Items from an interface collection
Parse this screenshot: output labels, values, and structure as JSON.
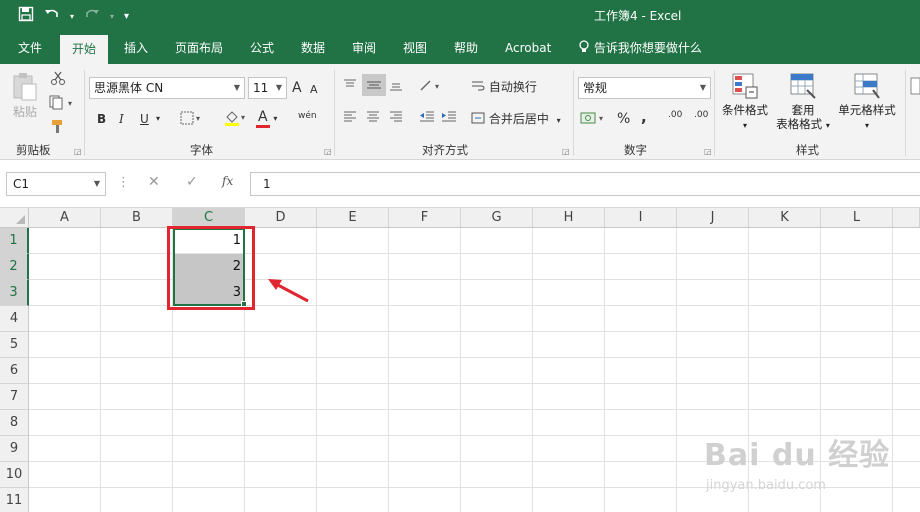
{
  "titlebar": {
    "title": "工作簿4  -  Excel",
    "qat": {
      "save_icon": "save-icon",
      "undo_icon": "undo-icon",
      "redo_icon": "redo-icon",
      "customize_icon": "chevron-down-icon"
    }
  },
  "tabs": [
    "文件",
    "开始",
    "插入",
    "页面布局",
    "公式",
    "数据",
    "审阅",
    "视图",
    "帮助",
    "Acrobat"
  ],
  "active_tab": "开始",
  "tell_me": "告诉我你想要做什么",
  "ribbon": {
    "clipboard": {
      "paste": "粘贴",
      "label": "剪贴板"
    },
    "font": {
      "family": "思源黑体 CN",
      "size": "11",
      "label": "字体",
      "bold": "B",
      "italic": "I",
      "underline": "U",
      "grow": "A",
      "shrink": "A",
      "font_color": "A",
      "phonetic": "wén"
    },
    "alignment": {
      "wrap": "自动换行",
      "merge": "合并后居中",
      "label": "对齐方式"
    },
    "number": {
      "format": "常规",
      "percent": "%",
      "comma": ",",
      "inc_dec": ".00",
      "dec_dec": ".00",
      "label": "数字"
    },
    "styles": {
      "conditional": "条件格式",
      "table1": "套用",
      "table2": "表格格式",
      "cell_styles": "单元格样式",
      "label": "样式"
    }
  },
  "formula_bar": {
    "name_box": "C1",
    "fx": "fx",
    "value": "1"
  },
  "grid": {
    "columns": [
      "A",
      "B",
      "C",
      "D",
      "E",
      "F",
      "G",
      "H",
      "I",
      "J",
      "K",
      "L"
    ],
    "selected_column": "C",
    "rows": [
      "1",
      "2",
      "3",
      "4",
      "5",
      "6",
      "7",
      "8",
      "9",
      "10",
      "11"
    ],
    "cells": {
      "C1": "1",
      "C2": "2",
      "C3": "3"
    }
  },
  "watermark": {
    "main": "Bai du 经验",
    "sub": "jingyan.baidu.com"
  },
  "colors": {
    "accent": "#217346",
    "highlight": "#e0262f"
  }
}
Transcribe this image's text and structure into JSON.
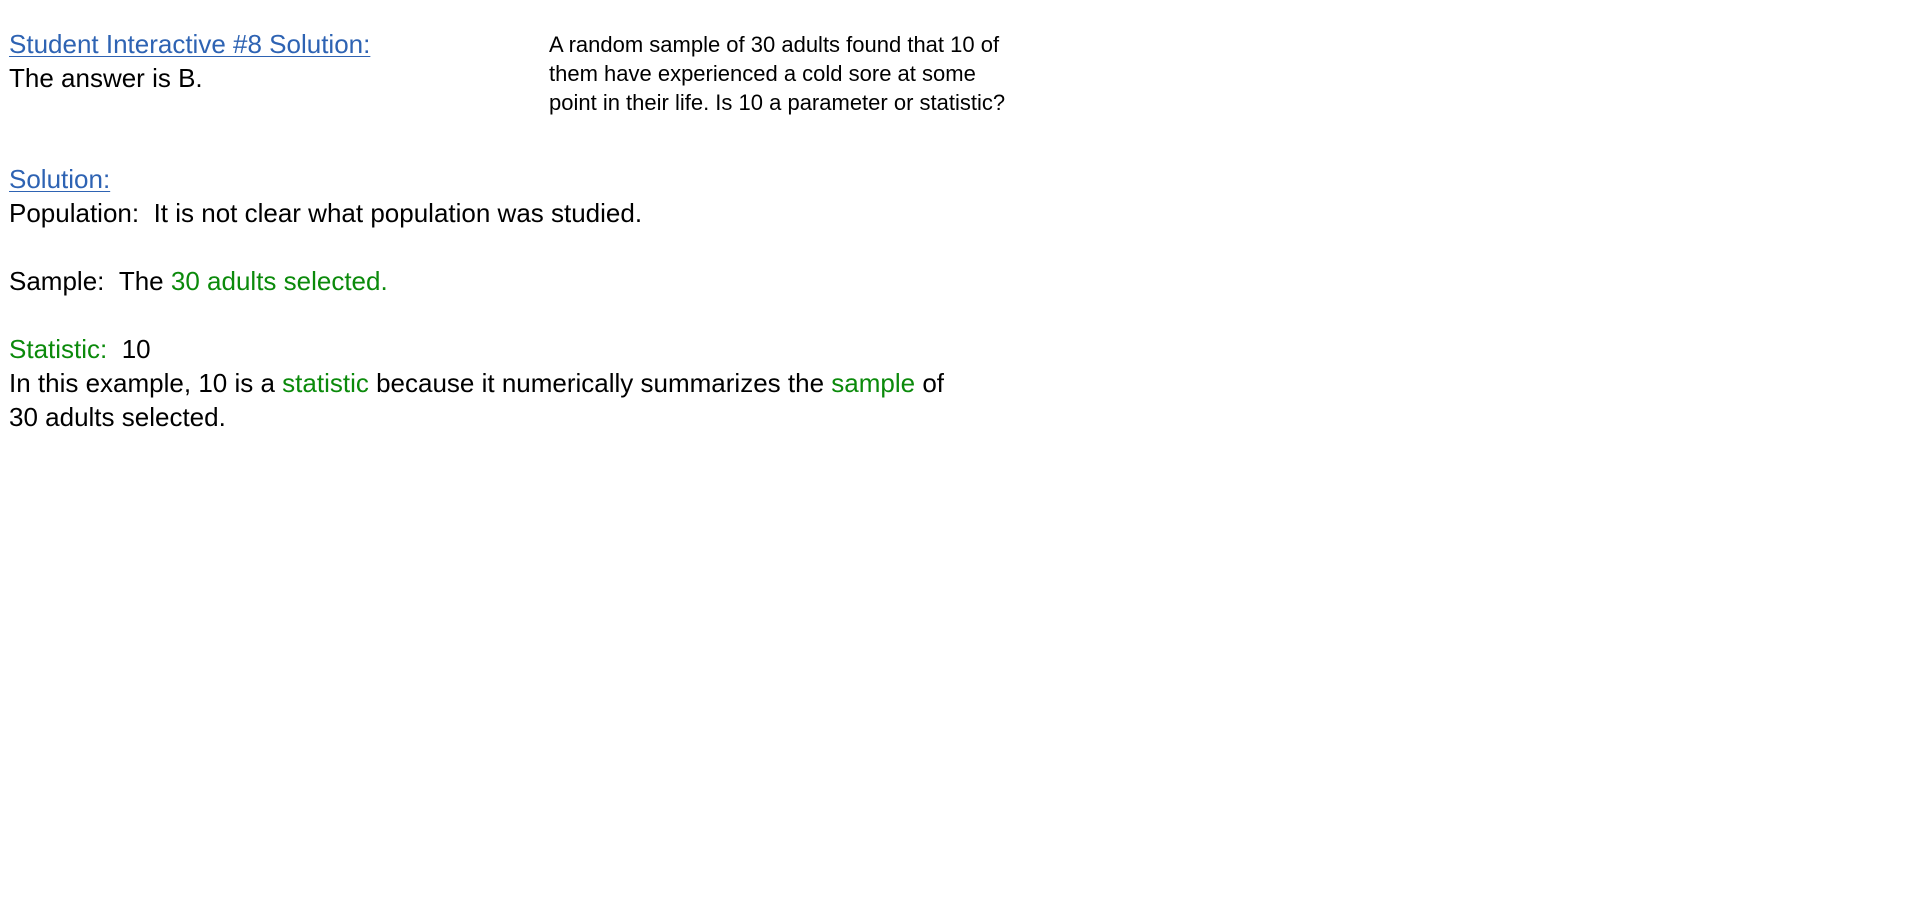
{
  "header": {
    "title": "Student Interactive #8 Solution:",
    "answer": "The answer is B."
  },
  "question": {
    "lines": [
      "A random sample of 30 adults found that 10 of",
      "them have experienced a cold sore at some",
      "point in their life.  Is 10 a parameter or statistic?"
    ]
  },
  "solution": {
    "heading": "Solution:",
    "population_label": "Population:",
    "population_text": "It is not clear what population was studied.",
    "sample_label": "Sample:",
    "sample_prefix": "The",
    "sample_value": "30 adults selected.",
    "statistic_label": "Statistic:",
    "statistic_value": "10",
    "explanation": {
      "part1": "In this example, 10 is a",
      "term1": "statistic",
      "part2": "because it numerically summarizes the",
      "term2": "sample",
      "part3": "of",
      "line2": "30 adults selected."
    }
  },
  "colors": {
    "link": "#2e63b3",
    "highlight": "#0b8a0b",
    "text": "#000000"
  }
}
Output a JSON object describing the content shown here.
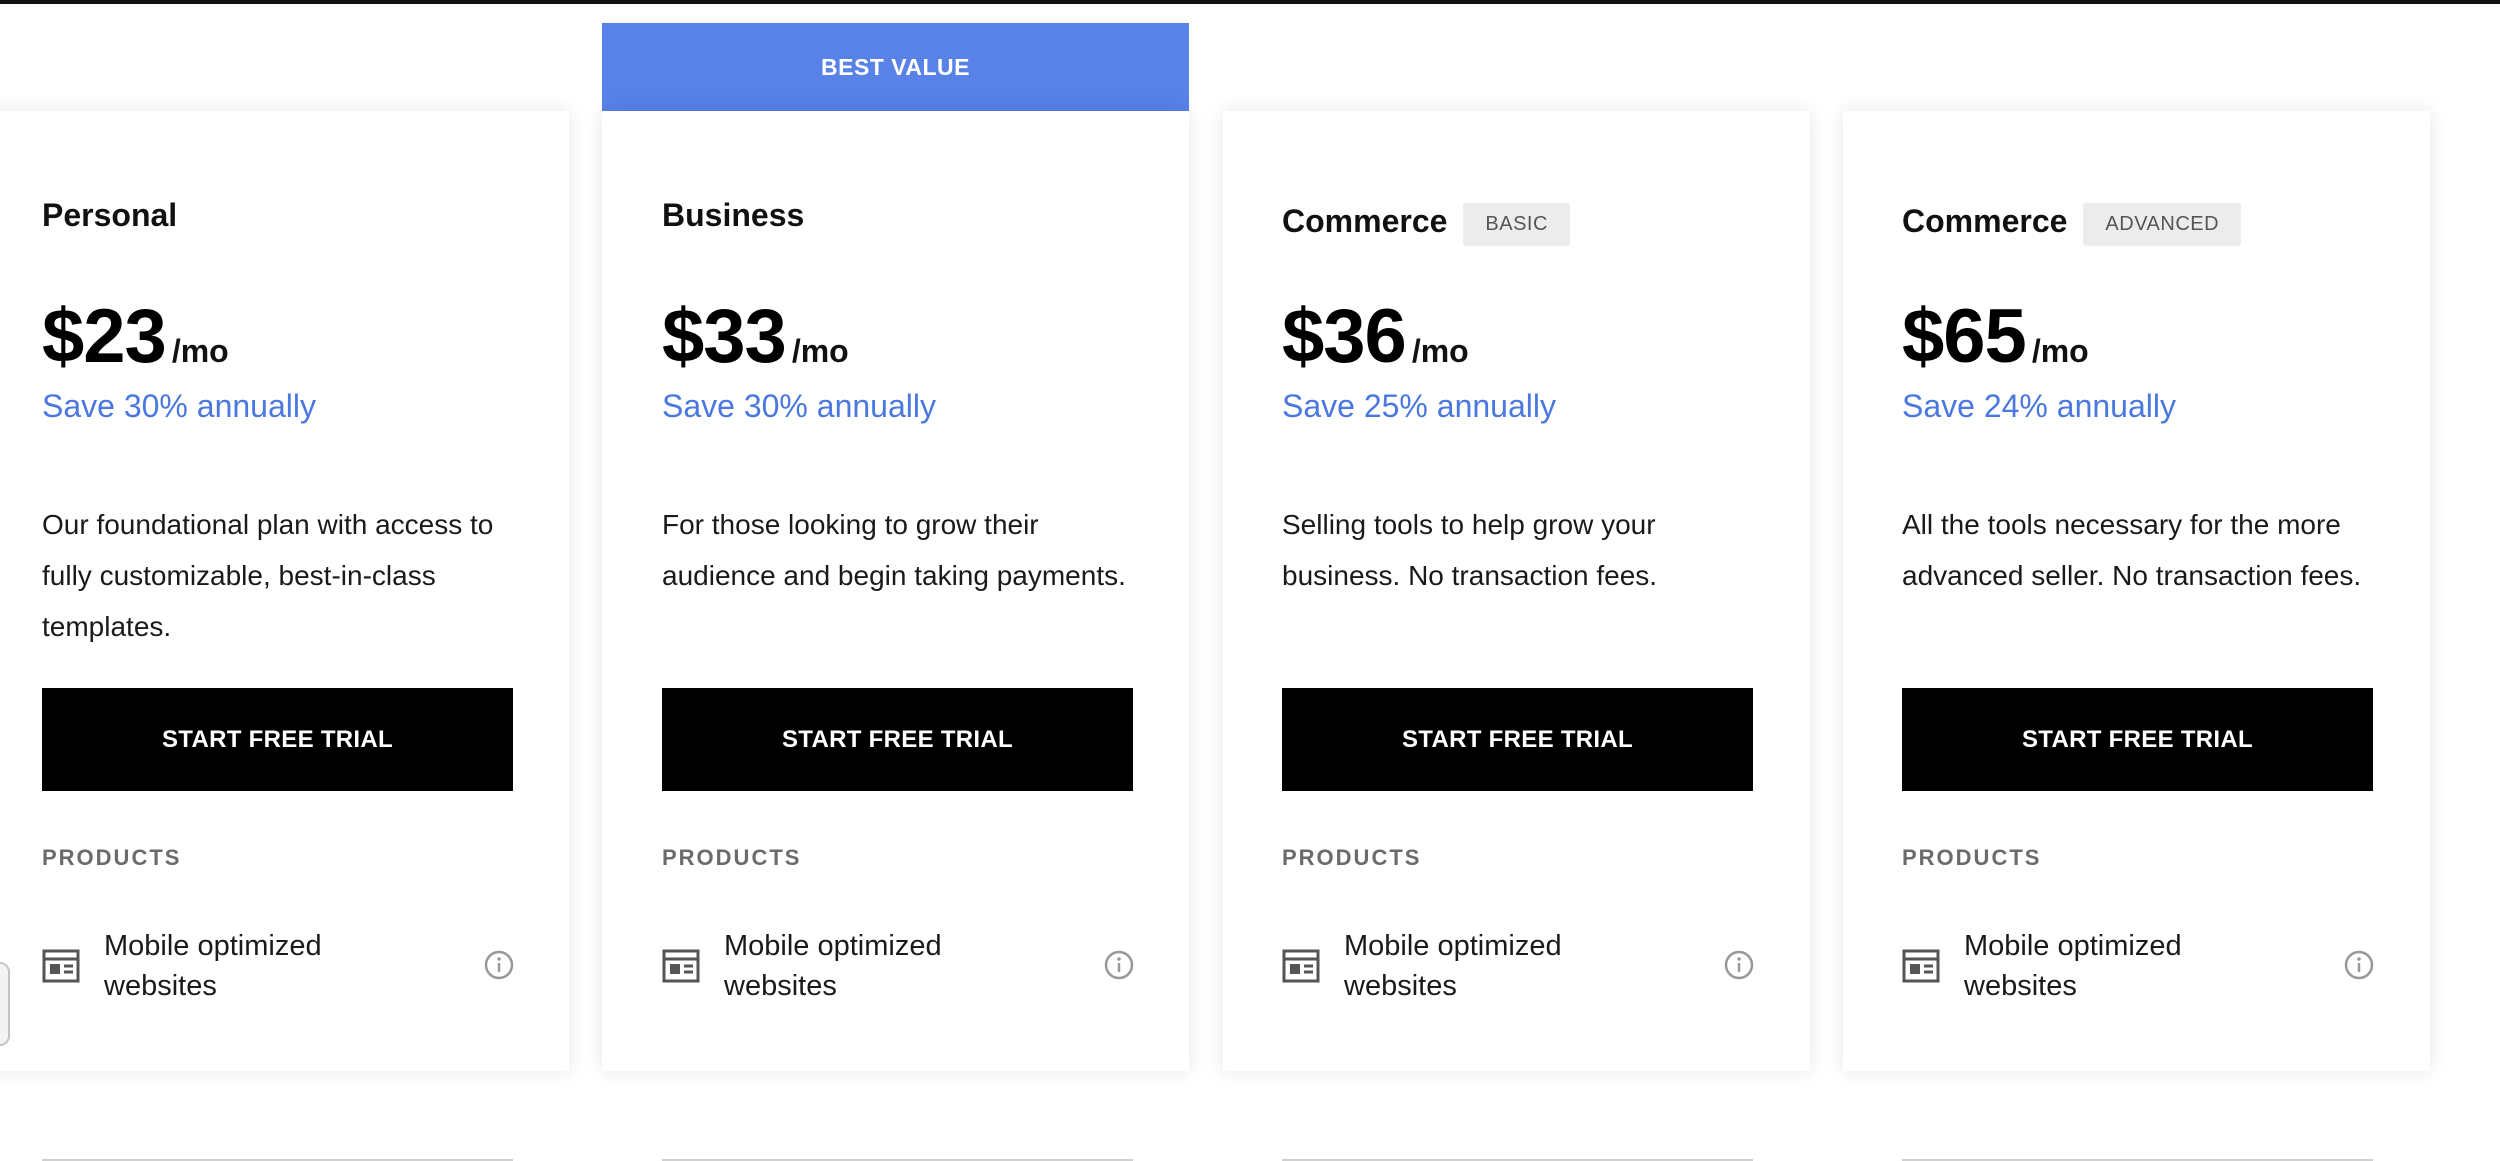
{
  "banner": {
    "label": "BEST VALUE"
  },
  "colors": {
    "accent": "#5882e8",
    "save_text": "#4a78e0",
    "cta_bg": "#000000",
    "badge_bg": "#ececec"
  },
  "plans": [
    {
      "name": "Personal",
      "badge": "",
      "price": "$23",
      "period": "/mo",
      "save": "Save 30% annually",
      "description": "Our foundational plan with access to fully customizable, best-in-class templates.",
      "cta": "START FREE TRIAL",
      "section": "PRODUCTS",
      "feature": {
        "label": "Mobile optimized websites",
        "icon": "website-layout-icon",
        "info_icon": "info-icon"
      }
    },
    {
      "name": "Business",
      "badge": "",
      "price": "$33",
      "period": "/mo",
      "save": "Save 30% annually",
      "description": "For those looking to grow their audience and begin taking payments.",
      "cta": "START FREE TRIAL",
      "section": "PRODUCTS",
      "feature": {
        "label": "Mobile optimized websites",
        "icon": "website-layout-icon",
        "info_icon": "info-icon"
      }
    },
    {
      "name": "Commerce",
      "badge": "BASIC",
      "price": "$36",
      "period": "/mo",
      "save": "Save 25% annually",
      "description": "Selling tools to help grow your business. No transaction fees.",
      "cta": "START FREE TRIAL",
      "section": "PRODUCTS",
      "feature": {
        "label": "Mobile optimized websites",
        "icon": "website-layout-icon",
        "info_icon": "info-icon"
      }
    },
    {
      "name": "Commerce",
      "badge": "ADVANCED",
      "price": "$65",
      "period": "/mo",
      "save": "Save 24% annually",
      "description": "All the tools necessary for the more advanced seller. No transaction fees.",
      "cta": "START FREE TRIAL",
      "section": "PRODUCTS",
      "feature": {
        "label": "Mobile optimized websites",
        "icon": "website-layout-icon",
        "info_icon": "info-icon"
      }
    }
  ]
}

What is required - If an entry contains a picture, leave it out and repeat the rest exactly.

Reply to the exercise -
Parse this screenshot: output labels, values, and structure as JSON.
{
  "titlebar": {
    "title": "工作簿4  -  Excel",
    "qat": {
      "save_icon": "save-icon",
      "undo_icon": "undo-icon",
      "redo_icon": "redo-icon",
      "customize_icon": "chevron-down-icon"
    }
  },
  "tabs": [
    "文件",
    "开始",
    "插入",
    "页面布局",
    "公式",
    "数据",
    "审阅",
    "视图",
    "帮助",
    "Acrobat"
  ],
  "active_tab": "开始",
  "tell_me": "告诉我你想要做什么",
  "ribbon": {
    "clipboard": {
      "paste": "粘贴",
      "label": "剪贴板"
    },
    "font": {
      "family": "思源黑体 CN",
      "size": "11",
      "label": "字体",
      "bold": "B",
      "italic": "I",
      "underline": "U",
      "grow": "A",
      "shrink": "A",
      "font_color": "A",
      "phonetic": "wén"
    },
    "alignment": {
      "wrap": "自动换行",
      "merge": "合并后居中",
      "label": "对齐方式"
    },
    "number": {
      "format": "常规",
      "percent": "%",
      "comma": ",",
      "inc_dec": ".00",
      "dec_dec": ".00",
      "label": "数字"
    },
    "styles": {
      "conditional": "条件格式",
      "table1": "套用",
      "table2": "表格格式",
      "cell_styles": "单元格样式",
      "label": "样式"
    }
  },
  "formula_bar": {
    "name_box": "C1",
    "fx": "fx",
    "value": "1"
  },
  "grid": {
    "columns": [
      "A",
      "B",
      "C",
      "D",
      "E",
      "F",
      "G",
      "H",
      "I",
      "J",
      "K",
      "L"
    ],
    "selected_column": "C",
    "rows": [
      "1",
      "2",
      "3",
      "4",
      "5",
      "6",
      "7",
      "8",
      "9",
      "10",
      "11"
    ],
    "cells": {
      "C1": "1",
      "C2": "2",
      "C3": "3"
    }
  },
  "watermark": {
    "main": "Bai du 经验",
    "sub": "jingyan.baidu.com"
  },
  "colors": {
    "accent": "#217346",
    "highlight": "#e0262f"
  }
}
Transcribe this image's text and structure into JSON.
{
  "header": {
    "title": "Student Interactive #8 Solution:",
    "answer": "The answer is B."
  },
  "question": {
    "lines": [
      "A random sample of 30 adults found that 10 of",
      "them have experienced a cold sore at some",
      "point in their life.  Is 10 a parameter or statistic?"
    ]
  },
  "solution": {
    "heading": "Solution:",
    "population_label": "Population:",
    "population_text": "It is not clear what population was studied.",
    "sample_label": "Sample:",
    "sample_prefix": "The",
    "sample_value": "30 adults selected.",
    "statistic_label": "Statistic:",
    "statistic_value": "10",
    "explanation": {
      "part1": "In this example, 10 is a",
      "term1": "statistic",
      "part2": "because it numerically summarizes the",
      "term2": "sample",
      "part3": "of",
      "line2": "30 adults selected."
    }
  },
  "colors": {
    "link": "#2e63b3",
    "highlight": "#0b8a0b",
    "text": "#000000"
  }
}
Output a JSON object describing the content shown here.
{
  "banner": {
    "label": "BEST VALUE"
  },
  "colors": {
    "accent": "#5882e8",
    "save_text": "#4a78e0",
    "cta_bg": "#000000",
    "badge_bg": "#ececec"
  },
  "plans": [
    {
      "name": "Personal",
      "badge": "",
      "price": "$23",
      "period": "/mo",
      "save": "Save 30% annually",
      "description": "Our foundational plan with access to fully customizable, best-in-class templates.",
      "cta": "START FREE TRIAL",
      "section": "PRODUCTS",
      "feature": {
        "label": "Mobile optimized websites",
        "icon": "website-layout-icon",
        "info_icon": "info-icon"
      }
    },
    {
      "name": "Business",
      "badge": "",
      "price": "$33",
      "period": "/mo",
      "save": "Save 30% annually",
      "description": "For those looking to grow their audience and begin taking payments.",
      "cta": "START FREE TRIAL",
      "section": "PRODUCTS",
      "feature": {
        "label": "Mobile optimized websites",
        "icon": "website-layout-icon",
        "info_icon": "info-icon"
      }
    },
    {
      "name": "Commerce",
      "badge": "BASIC",
      "price": "$36",
      "period": "/mo",
      "save": "Save 25% annually",
      "description": "Selling tools to help grow your business. No transaction fees.",
      "cta": "START FREE TRIAL",
      "section": "PRODUCTS",
      "feature": {
        "label": "Mobile optimized websites",
        "icon": "website-layout-icon",
        "info_icon": "info-icon"
      }
    },
    {
      "name": "Commerce",
      "badge": "ADVANCED",
      "price": "$65",
      "period": "/mo",
      "save": "Save 24% annually",
      "description": "All the tools necessary for the more advanced seller. No transaction fees.",
      "cta": "START FREE TRIAL",
      "section": "PRODUCTS",
      "feature": {
        "label": "Mobile optimized websites",
        "icon": "website-layout-icon",
        "info_icon": "info-icon"
      }
    }
  ]
}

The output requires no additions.